*** Begin section ***
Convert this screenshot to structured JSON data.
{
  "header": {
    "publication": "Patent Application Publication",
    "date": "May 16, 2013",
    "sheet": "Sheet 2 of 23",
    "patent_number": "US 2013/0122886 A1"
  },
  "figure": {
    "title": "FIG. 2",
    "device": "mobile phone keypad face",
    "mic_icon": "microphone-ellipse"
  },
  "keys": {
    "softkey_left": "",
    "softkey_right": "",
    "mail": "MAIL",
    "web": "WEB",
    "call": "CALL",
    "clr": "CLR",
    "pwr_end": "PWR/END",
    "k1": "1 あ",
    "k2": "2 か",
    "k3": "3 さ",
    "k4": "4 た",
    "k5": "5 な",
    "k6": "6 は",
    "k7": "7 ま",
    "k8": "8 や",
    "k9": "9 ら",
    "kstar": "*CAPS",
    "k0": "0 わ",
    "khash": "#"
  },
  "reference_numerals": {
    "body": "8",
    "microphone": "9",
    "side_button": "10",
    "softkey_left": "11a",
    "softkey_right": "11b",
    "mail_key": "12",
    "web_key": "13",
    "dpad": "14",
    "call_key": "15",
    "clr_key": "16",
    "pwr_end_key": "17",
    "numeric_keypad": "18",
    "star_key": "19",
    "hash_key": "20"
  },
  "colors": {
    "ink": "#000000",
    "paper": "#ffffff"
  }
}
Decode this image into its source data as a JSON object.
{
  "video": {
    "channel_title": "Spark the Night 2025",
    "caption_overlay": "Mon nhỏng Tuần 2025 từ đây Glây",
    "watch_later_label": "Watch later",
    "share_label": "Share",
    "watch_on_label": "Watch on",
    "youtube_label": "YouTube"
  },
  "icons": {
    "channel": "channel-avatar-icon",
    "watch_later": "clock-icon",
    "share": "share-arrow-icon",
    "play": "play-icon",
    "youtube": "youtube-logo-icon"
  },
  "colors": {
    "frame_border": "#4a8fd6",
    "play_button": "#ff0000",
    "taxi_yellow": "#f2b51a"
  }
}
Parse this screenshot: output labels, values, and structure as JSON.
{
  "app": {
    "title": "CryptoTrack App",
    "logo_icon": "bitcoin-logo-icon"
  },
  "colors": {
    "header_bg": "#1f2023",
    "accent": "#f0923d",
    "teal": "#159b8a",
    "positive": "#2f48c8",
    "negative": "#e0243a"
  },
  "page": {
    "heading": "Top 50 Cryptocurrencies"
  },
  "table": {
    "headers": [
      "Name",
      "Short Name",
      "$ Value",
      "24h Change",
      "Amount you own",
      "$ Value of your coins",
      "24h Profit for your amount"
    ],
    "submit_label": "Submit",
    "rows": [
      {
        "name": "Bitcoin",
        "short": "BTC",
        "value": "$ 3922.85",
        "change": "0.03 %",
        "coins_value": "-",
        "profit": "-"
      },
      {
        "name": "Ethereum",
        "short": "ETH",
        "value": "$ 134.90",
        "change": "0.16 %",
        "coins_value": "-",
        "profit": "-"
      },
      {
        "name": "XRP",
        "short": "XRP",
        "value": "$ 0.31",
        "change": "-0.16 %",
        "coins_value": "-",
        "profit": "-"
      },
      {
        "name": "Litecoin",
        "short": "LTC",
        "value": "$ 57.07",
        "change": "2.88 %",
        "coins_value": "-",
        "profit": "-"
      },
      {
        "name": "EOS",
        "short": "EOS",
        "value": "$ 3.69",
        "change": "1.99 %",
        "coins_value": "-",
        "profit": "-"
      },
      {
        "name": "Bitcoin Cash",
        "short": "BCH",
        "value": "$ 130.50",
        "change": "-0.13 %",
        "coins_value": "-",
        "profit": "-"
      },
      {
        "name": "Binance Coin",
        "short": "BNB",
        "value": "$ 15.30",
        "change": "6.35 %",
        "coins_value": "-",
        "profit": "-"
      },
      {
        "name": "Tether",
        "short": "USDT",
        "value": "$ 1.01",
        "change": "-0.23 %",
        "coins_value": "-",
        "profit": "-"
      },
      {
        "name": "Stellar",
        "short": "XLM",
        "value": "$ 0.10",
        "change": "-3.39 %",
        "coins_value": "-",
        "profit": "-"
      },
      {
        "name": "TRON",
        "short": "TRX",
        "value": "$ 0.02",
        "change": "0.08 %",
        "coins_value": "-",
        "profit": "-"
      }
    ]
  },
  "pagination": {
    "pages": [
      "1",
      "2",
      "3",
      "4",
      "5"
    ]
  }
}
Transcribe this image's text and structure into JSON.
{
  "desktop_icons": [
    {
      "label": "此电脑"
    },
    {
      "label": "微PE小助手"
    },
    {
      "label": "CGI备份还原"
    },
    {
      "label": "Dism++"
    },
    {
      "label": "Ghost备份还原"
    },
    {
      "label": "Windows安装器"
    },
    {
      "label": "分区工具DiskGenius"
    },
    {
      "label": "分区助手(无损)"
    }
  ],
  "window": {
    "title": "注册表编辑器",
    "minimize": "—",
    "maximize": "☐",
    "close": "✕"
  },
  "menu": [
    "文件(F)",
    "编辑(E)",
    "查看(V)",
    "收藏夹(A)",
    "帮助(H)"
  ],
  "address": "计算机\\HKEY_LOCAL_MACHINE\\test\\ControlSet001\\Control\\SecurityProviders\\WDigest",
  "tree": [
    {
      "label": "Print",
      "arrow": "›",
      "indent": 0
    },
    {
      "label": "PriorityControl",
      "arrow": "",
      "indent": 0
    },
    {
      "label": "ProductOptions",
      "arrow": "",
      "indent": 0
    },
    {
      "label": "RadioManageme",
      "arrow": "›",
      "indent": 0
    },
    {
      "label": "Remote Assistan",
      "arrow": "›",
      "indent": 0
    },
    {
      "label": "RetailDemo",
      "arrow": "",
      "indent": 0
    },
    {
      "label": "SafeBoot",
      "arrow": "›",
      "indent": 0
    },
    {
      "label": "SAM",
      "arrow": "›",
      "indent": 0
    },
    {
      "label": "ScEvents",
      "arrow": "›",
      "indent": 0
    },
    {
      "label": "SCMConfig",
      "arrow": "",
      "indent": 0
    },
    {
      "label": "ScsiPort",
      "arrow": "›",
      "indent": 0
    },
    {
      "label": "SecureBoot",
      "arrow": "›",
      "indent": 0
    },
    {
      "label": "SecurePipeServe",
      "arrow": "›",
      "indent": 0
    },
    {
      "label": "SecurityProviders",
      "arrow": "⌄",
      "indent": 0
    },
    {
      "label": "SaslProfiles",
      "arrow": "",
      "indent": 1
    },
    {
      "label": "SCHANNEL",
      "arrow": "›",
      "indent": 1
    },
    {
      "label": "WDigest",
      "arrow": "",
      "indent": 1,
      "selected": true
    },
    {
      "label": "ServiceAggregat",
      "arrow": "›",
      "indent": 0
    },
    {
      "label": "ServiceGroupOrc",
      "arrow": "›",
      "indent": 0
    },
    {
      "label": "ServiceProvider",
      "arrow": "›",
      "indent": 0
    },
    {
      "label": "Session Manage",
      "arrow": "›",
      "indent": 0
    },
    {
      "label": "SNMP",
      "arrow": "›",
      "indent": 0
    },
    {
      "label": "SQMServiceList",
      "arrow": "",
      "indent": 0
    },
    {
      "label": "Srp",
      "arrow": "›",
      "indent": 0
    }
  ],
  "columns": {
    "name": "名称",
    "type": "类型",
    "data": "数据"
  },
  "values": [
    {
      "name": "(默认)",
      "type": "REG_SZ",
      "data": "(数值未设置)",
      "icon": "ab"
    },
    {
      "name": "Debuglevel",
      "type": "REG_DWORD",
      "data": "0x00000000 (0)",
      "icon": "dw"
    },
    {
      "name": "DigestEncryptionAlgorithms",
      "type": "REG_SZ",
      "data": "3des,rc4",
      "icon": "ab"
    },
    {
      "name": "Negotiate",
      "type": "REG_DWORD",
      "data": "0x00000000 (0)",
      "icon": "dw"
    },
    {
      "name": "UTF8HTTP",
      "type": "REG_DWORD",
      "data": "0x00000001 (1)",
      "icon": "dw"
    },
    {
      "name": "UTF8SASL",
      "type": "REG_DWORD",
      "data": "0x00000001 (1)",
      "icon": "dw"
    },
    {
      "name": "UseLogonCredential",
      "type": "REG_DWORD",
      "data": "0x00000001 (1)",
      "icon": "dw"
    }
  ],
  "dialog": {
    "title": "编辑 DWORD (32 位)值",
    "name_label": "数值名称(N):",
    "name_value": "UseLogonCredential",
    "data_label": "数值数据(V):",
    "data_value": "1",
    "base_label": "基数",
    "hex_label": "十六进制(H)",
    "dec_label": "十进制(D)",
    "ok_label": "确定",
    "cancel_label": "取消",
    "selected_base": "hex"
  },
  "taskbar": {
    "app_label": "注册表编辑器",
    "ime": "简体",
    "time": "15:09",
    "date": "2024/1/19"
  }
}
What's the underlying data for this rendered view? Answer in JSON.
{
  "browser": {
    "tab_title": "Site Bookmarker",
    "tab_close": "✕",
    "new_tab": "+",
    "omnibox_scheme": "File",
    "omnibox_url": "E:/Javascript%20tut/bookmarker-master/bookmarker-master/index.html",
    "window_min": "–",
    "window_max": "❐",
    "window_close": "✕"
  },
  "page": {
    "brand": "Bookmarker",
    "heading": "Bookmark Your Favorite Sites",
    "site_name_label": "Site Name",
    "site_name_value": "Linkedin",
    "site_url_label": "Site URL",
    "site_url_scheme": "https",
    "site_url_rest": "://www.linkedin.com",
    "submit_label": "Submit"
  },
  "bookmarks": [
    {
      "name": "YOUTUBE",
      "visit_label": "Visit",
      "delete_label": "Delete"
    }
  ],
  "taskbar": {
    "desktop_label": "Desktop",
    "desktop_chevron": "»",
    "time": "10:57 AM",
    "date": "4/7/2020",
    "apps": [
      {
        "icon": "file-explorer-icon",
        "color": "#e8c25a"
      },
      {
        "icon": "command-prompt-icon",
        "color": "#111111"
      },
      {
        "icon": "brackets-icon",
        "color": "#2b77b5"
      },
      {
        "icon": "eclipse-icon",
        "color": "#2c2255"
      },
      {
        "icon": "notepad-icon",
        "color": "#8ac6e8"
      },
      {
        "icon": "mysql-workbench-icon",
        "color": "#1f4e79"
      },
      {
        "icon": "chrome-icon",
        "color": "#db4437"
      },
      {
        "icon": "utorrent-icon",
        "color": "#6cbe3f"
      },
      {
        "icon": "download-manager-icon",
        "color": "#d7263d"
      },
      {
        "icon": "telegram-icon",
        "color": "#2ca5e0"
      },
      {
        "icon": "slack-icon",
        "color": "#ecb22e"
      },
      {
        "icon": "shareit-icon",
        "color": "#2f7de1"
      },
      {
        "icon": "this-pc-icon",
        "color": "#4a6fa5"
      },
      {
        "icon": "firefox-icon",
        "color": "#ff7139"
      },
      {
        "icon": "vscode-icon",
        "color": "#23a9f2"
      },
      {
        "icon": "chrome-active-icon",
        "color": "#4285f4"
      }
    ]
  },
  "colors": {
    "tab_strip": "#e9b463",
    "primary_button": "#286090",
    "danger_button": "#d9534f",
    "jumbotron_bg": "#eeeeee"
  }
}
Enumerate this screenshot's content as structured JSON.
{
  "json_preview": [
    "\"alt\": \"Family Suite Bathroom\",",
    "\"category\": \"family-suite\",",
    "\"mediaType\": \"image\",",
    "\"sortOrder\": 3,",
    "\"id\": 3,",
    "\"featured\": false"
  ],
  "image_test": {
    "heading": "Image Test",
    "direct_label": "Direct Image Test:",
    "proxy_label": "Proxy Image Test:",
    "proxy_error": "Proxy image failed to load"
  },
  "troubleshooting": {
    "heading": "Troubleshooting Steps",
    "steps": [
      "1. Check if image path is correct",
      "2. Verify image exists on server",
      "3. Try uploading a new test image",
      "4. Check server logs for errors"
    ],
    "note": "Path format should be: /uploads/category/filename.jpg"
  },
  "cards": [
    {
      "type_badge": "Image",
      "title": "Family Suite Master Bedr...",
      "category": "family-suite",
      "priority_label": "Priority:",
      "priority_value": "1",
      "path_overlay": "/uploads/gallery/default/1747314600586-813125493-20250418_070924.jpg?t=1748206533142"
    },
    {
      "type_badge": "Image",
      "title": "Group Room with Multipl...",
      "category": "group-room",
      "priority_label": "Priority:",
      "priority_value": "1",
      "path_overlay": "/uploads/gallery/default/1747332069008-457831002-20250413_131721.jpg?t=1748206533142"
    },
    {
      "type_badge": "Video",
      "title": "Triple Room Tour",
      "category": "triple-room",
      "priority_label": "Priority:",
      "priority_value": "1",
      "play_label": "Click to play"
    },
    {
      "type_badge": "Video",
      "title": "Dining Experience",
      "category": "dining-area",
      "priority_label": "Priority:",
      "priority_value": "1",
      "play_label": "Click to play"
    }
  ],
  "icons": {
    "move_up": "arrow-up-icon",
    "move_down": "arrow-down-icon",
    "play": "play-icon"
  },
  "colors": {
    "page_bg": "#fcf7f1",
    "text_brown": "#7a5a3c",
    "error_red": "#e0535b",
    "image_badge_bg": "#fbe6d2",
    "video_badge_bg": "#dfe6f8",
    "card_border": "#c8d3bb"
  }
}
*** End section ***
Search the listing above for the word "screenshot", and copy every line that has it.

Convert this screenshot to structured JSON data.
Parse this screenshot: output labels, values, and structure as JSON.
Enumerate this screenshot's content as structured JSON.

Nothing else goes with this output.